A mantrap is a mechanical physical security device for catching poachers and other trespassers.[1][unreliable source?] They have taken many forms, the most usual being similar to a large foothold trap, the steel springs being armed with teeth which meet in the victim's leg. In 1827, they were made illegal in England, except in houses between sunset and sunrise as a defence against burglars.[2][3]

Two mantraps (one a "humane" type) and a spring gun

Other traps such as special snares, trap netting, trapping pits, fluidizing solid matter traps[4] and cage traps could be used.

Mantraps that use deadly force are illegal in the United States, and in notable tort law cases the trespasser has successfully sued the property owner for damages caused by the mantrap. There is also the possibility that such traps could endanger emergency service personnel such as firefighters who must forcefully enter such buildings during emergencies. As noted in the important American court case of Katko v. Briney, "the law has always placed a higher value upon human safety than upon mere rights of property".[5]

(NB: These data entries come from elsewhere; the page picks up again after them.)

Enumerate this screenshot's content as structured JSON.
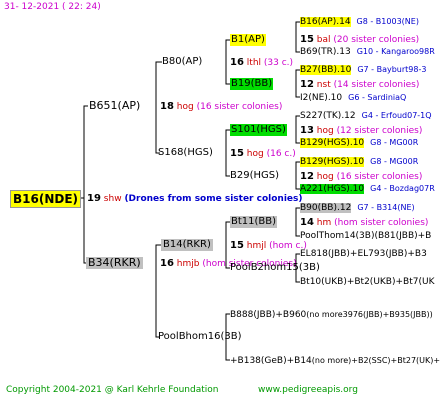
{
  "header": {
    "date": "31- 12-2021 ( 22: 24)"
  },
  "footer": {
    "copyright": "Copyright 2004-2021 @ Karl Kehrle Foundation",
    "url": "www.pedigreeapis.org"
  },
  "root": {
    "label": "B16(NDE)",
    "drones_num": "19",
    "drones_code": "shw",
    "drones_note": "(Drones from some sister colonies)"
  },
  "queen": {
    "label": "B651(AP)",
    "num": "18",
    "code": "hog",
    "note": "(16 sister colonies)"
  },
  "drone_mother": {
    "label": "B34(RKR)",
    "num": "16",
    "code": "hmjb",
    "note": "(hom sister colonies)"
  },
  "qm": {
    "label": "B80(AP)",
    "num": "16",
    "code": "lthl",
    "note": "(33 c.)"
  },
  "qd": {
    "label": "S168(HGS)",
    "num": "15",
    "code": "hog",
    "note": "(16 c.)"
  },
  "dm": {
    "label": "B14(RKR)",
    "num": "15",
    "code": "hmjl",
    "note": "(hom c.)"
  },
  "dd": {
    "label": "PoolBhom16(3B)"
  },
  "qmm": {
    "label": "B1(AP)",
    "num": "15",
    "code": "bal",
    "note": "(20 sister colonies)"
  },
  "qmd": {
    "label": "B19(BB)",
    "num": "12",
    "code": "nst",
    "note": "(14 sister colonies)"
  },
  "qdm": {
    "label": "S101(HGS)",
    "num": "13",
    "code": "hog",
    "note": "(12 sister colonies)"
  },
  "qdd": {
    "label": "B29(HGS)",
    "num": "12",
    "code": "hog",
    "note": "(16 sister colonies)"
  },
  "dmm": {
    "label": "Bt11(BB)",
    "num": "14",
    "code": "hm",
    "note": "(hom sister colonies)"
  },
  "dmd": {
    "label": "PoolB2hom15(3B)"
  },
  "ddm": {
    "label": "B888(JBB)+B960",
    "extra": "(no more3976(JBB)+B935(JBB))"
  },
  "ddd": {
    "label": "+B138(GeB)+B14",
    "extra": "(no more)+B2(SSC)+Bt27(UK)+"
  },
  "gen4": [
    {
      "label": "B16(AP).14",
      "code": "G8 - B1003(NE)",
      "hl": "yellow"
    },
    {
      "label": "B69(TR).13",
      "code": "G10 - Kangaroo98R",
      "hl": ""
    },
    {
      "label": "B27(BB).10",
      "code": "G7 - Bayburt98-3",
      "hl": "yellow"
    },
    {
      "label": "I2(NE).10",
      "code": "G6 - SardiniaQ",
      "hl": ""
    },
    {
      "label": "S227(TK).12",
      "code": "G4 - Erfoud07-1Q",
      "hl": ""
    },
    {
      "label": "B129(HGS).10",
      "code": "G8 - MG00R",
      "hl": "yellow"
    },
    {
      "label": "B129(HGS).10",
      "code": "G8 - MG00R",
      "hl": "yellow"
    },
    {
      "label": "A221(HGS).10",
      "code": "G4 - Bozdag07R",
      "hl": "green"
    },
    {
      "label": "B90(BB).12",
      "code": "G7 - B314(NE)",
      "hl": "grey"
    },
    {
      "label": "PoolThom14(3B)(B81(JBB)+B",
      "code": "",
      "hl": ""
    },
    {
      "label": "EL818(JBB)+EL793(JBB)+B3",
      "code": "",
      "hl": ""
    },
    {
      "label": "Bt10(UKB)+Bt2(UKB)+Bt7(UK",
      "code": "",
      "hl": ""
    }
  ]
}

See also



  1. ^ "Episode 197: Mantrap (9.23.2022)". This is Criminal. September 23, 2022. Retrieved September 27, 2022.
  2. ^   One or more of the preceding sentences incorporates text from a publication now in the public domainChisholm, Hugh, ed. (1911). "Man-Traps". Encyclopædia Britannica. Vol. 17 (11th ed.). Cambridge University Press. p. 607.
  3. ^ B2 Non Fatal Offences Against the Person. Oxford University Press. 2016. {{cite book}}: |work= ignored (help)
  4. ^ "Fluidized sand mantrap". Discovery Channel.
  5. ^ Katko v. Briney, 183 N.W.2d 657 (Iowa 1971).